For these records, count the lines containing the word "placeholder" and respond with the number alone.

Segment Open

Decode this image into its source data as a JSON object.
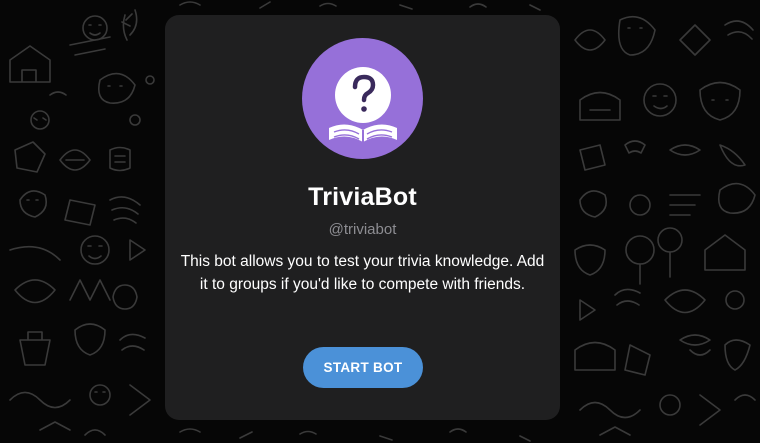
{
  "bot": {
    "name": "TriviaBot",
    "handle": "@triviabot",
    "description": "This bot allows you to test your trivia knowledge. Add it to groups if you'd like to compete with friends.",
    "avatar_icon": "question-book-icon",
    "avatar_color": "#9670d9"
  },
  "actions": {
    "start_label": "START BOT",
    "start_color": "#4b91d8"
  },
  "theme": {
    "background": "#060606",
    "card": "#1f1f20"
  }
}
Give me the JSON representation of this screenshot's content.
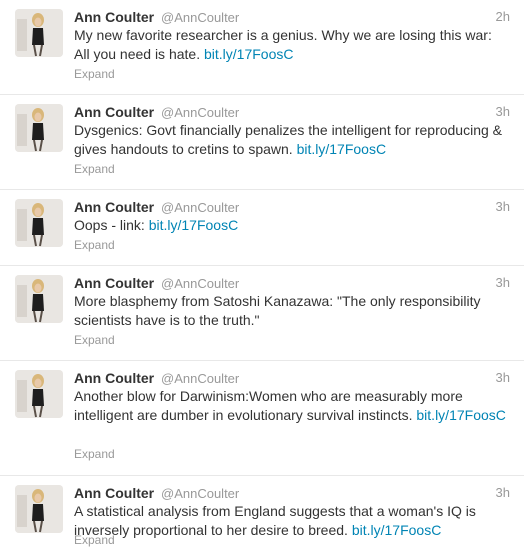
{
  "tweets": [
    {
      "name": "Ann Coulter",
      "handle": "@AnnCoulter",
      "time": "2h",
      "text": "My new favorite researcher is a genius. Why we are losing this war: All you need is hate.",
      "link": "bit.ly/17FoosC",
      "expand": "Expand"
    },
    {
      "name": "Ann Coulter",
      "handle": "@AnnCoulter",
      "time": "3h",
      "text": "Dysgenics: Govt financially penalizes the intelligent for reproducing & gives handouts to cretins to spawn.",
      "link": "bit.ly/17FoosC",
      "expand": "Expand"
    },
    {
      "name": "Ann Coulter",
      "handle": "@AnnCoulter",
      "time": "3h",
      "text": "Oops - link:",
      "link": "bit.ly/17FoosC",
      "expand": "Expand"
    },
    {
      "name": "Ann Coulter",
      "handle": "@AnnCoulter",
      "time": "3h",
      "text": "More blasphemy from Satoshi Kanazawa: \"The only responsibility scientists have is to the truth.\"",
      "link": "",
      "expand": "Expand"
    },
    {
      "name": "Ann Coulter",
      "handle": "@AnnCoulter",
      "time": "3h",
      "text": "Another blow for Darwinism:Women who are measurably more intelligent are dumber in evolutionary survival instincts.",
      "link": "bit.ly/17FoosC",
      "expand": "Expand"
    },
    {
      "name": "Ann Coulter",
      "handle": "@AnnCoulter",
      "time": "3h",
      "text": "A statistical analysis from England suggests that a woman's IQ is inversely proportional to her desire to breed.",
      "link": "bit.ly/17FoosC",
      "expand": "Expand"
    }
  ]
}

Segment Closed
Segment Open

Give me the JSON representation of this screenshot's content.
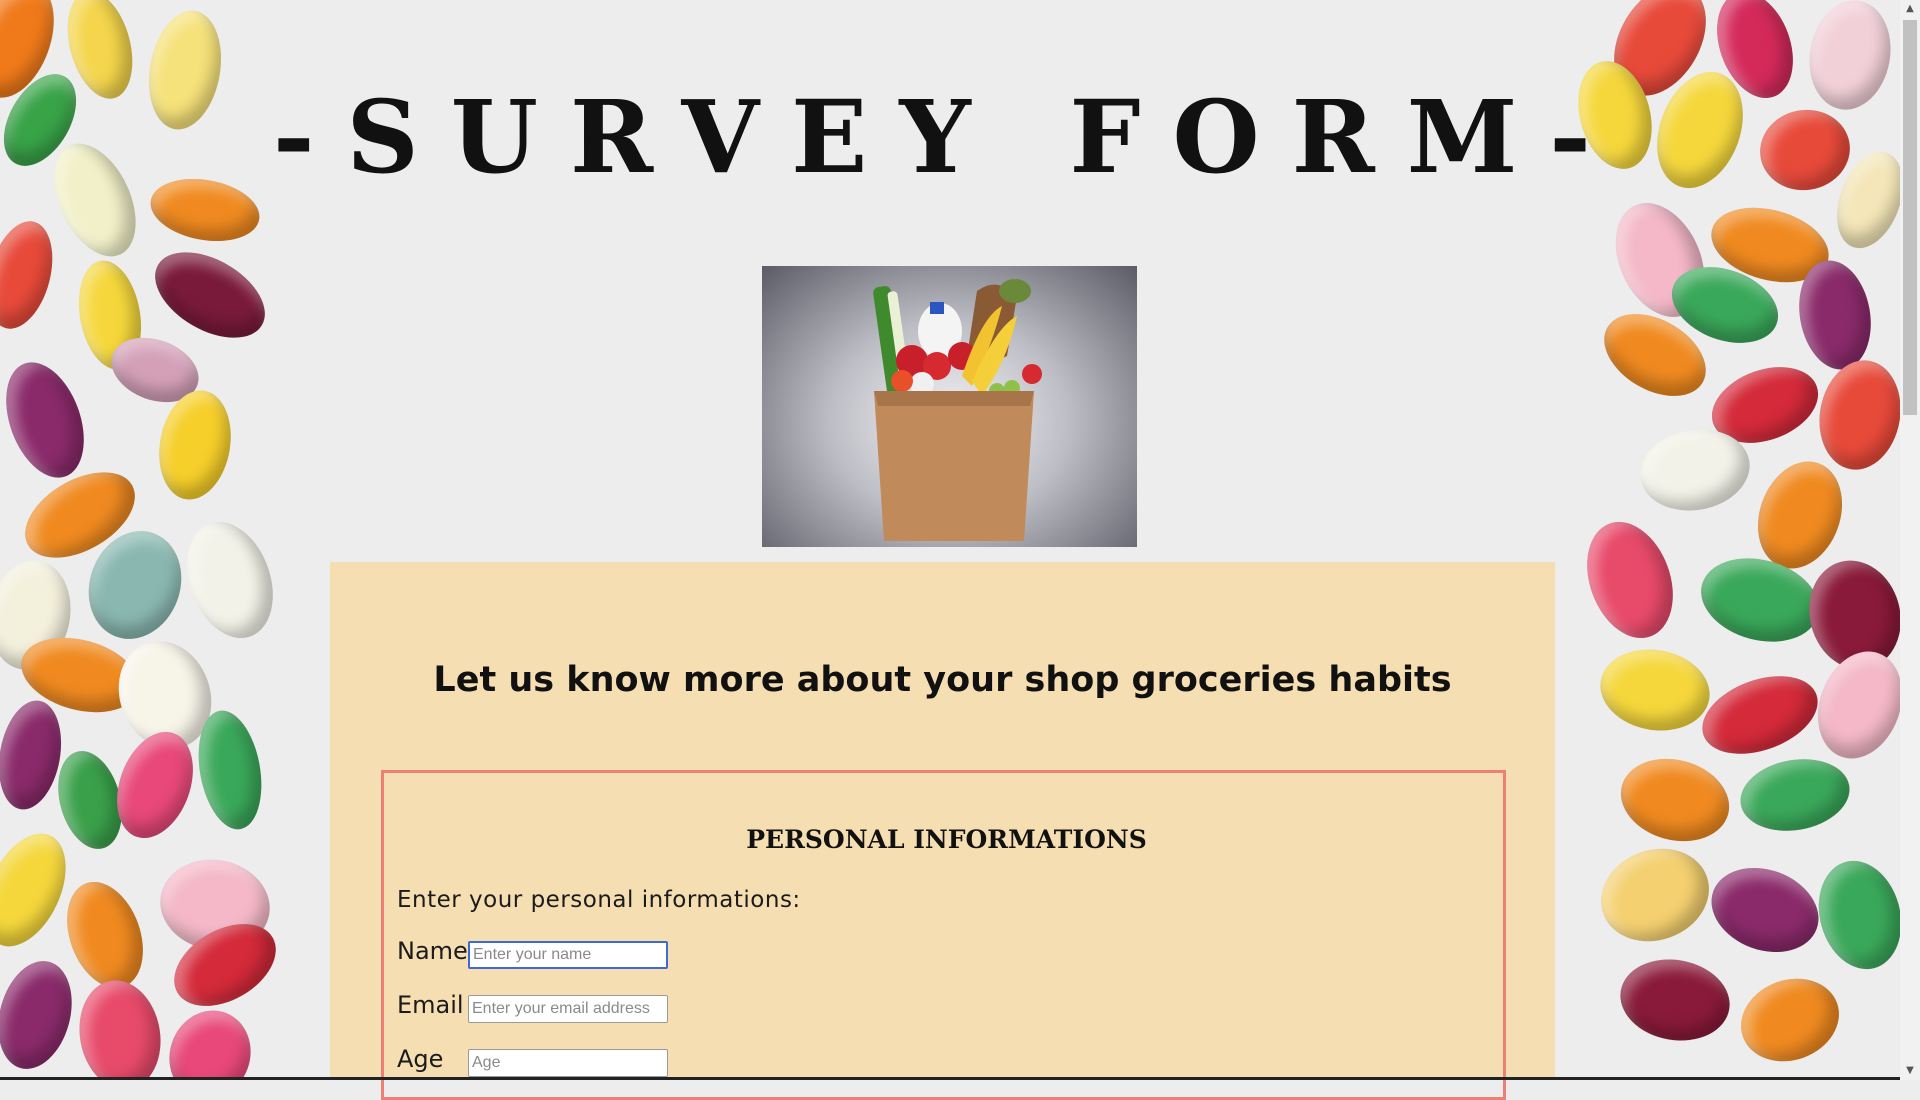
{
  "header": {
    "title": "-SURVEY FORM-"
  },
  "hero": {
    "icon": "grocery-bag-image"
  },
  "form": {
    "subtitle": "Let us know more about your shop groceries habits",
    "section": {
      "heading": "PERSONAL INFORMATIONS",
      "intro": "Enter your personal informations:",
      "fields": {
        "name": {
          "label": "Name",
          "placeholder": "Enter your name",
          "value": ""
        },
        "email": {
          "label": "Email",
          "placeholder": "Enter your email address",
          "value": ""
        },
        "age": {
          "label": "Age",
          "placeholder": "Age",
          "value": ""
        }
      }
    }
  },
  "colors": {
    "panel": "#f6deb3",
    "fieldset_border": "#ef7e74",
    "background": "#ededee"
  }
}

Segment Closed
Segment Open

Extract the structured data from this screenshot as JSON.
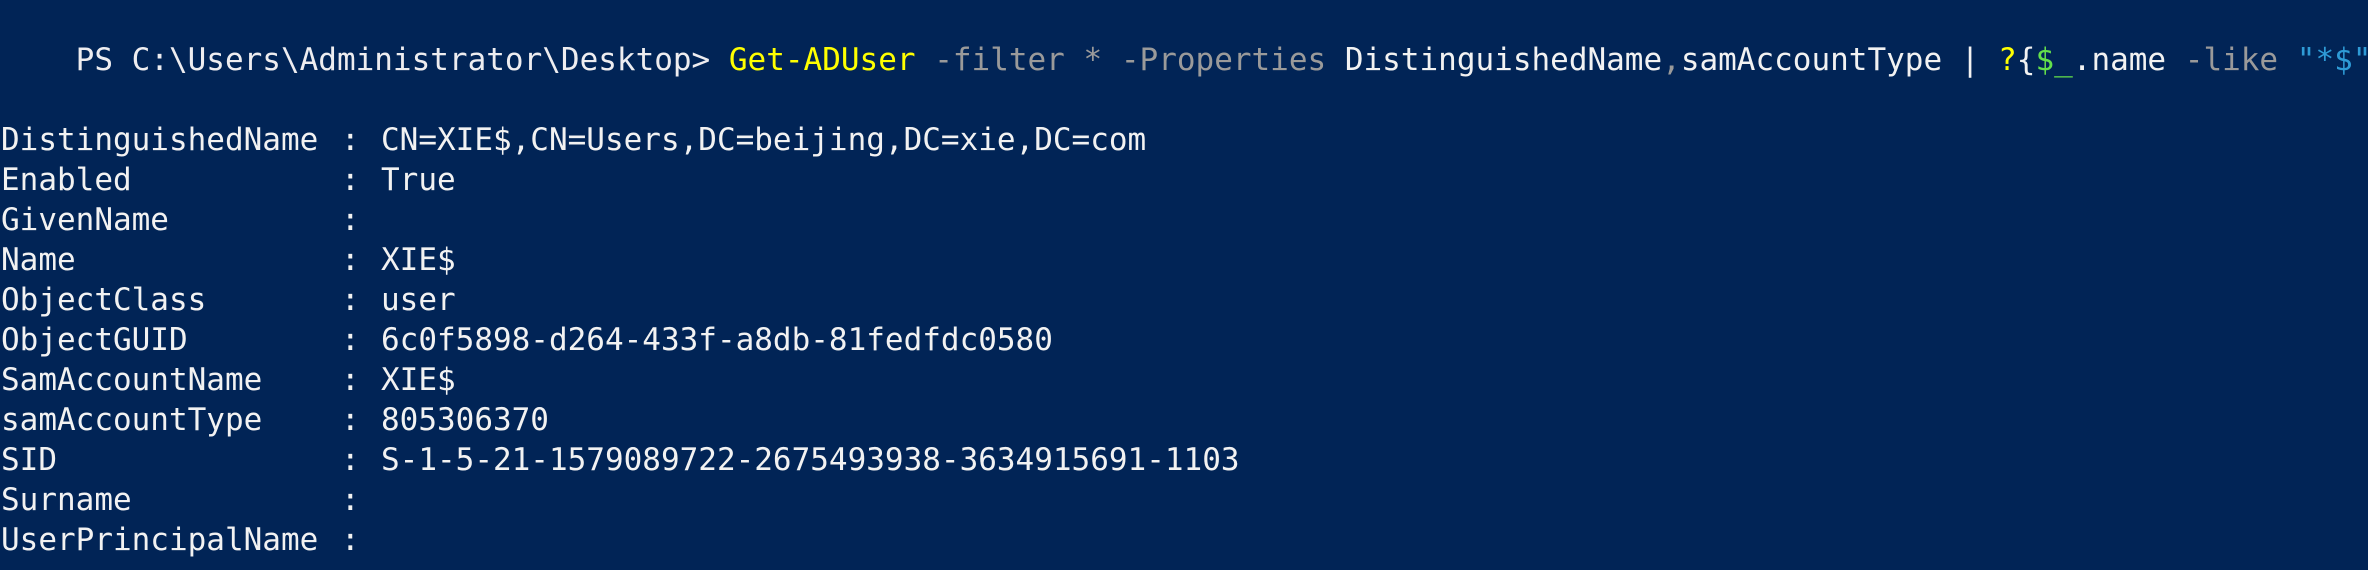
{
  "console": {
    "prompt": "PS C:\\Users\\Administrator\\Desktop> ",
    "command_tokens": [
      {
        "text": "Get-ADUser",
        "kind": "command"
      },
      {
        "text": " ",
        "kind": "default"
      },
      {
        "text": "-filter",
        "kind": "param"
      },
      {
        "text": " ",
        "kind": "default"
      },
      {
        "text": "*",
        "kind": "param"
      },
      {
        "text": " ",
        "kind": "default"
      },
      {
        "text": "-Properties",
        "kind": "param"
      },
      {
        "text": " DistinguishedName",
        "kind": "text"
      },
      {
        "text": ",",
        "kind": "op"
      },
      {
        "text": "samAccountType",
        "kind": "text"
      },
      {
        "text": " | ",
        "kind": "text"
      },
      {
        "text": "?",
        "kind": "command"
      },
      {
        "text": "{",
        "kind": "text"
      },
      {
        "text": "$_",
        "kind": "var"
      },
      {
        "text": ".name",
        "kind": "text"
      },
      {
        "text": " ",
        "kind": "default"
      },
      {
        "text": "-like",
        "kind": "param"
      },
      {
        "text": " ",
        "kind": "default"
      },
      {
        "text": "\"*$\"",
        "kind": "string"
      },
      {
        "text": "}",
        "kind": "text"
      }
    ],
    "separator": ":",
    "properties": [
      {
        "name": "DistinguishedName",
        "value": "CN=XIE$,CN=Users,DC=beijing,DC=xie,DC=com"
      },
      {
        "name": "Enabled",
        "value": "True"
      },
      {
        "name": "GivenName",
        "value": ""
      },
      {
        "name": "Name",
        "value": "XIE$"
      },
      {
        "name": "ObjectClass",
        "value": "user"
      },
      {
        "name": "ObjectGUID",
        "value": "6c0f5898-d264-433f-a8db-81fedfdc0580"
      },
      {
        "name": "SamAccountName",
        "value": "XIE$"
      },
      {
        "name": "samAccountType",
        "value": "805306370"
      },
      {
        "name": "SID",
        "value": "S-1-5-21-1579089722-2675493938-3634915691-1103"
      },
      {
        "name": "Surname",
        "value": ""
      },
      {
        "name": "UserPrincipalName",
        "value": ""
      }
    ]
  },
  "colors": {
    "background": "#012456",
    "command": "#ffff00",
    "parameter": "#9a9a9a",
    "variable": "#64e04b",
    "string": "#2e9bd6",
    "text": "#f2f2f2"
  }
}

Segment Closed

RESPONSE BOX – 3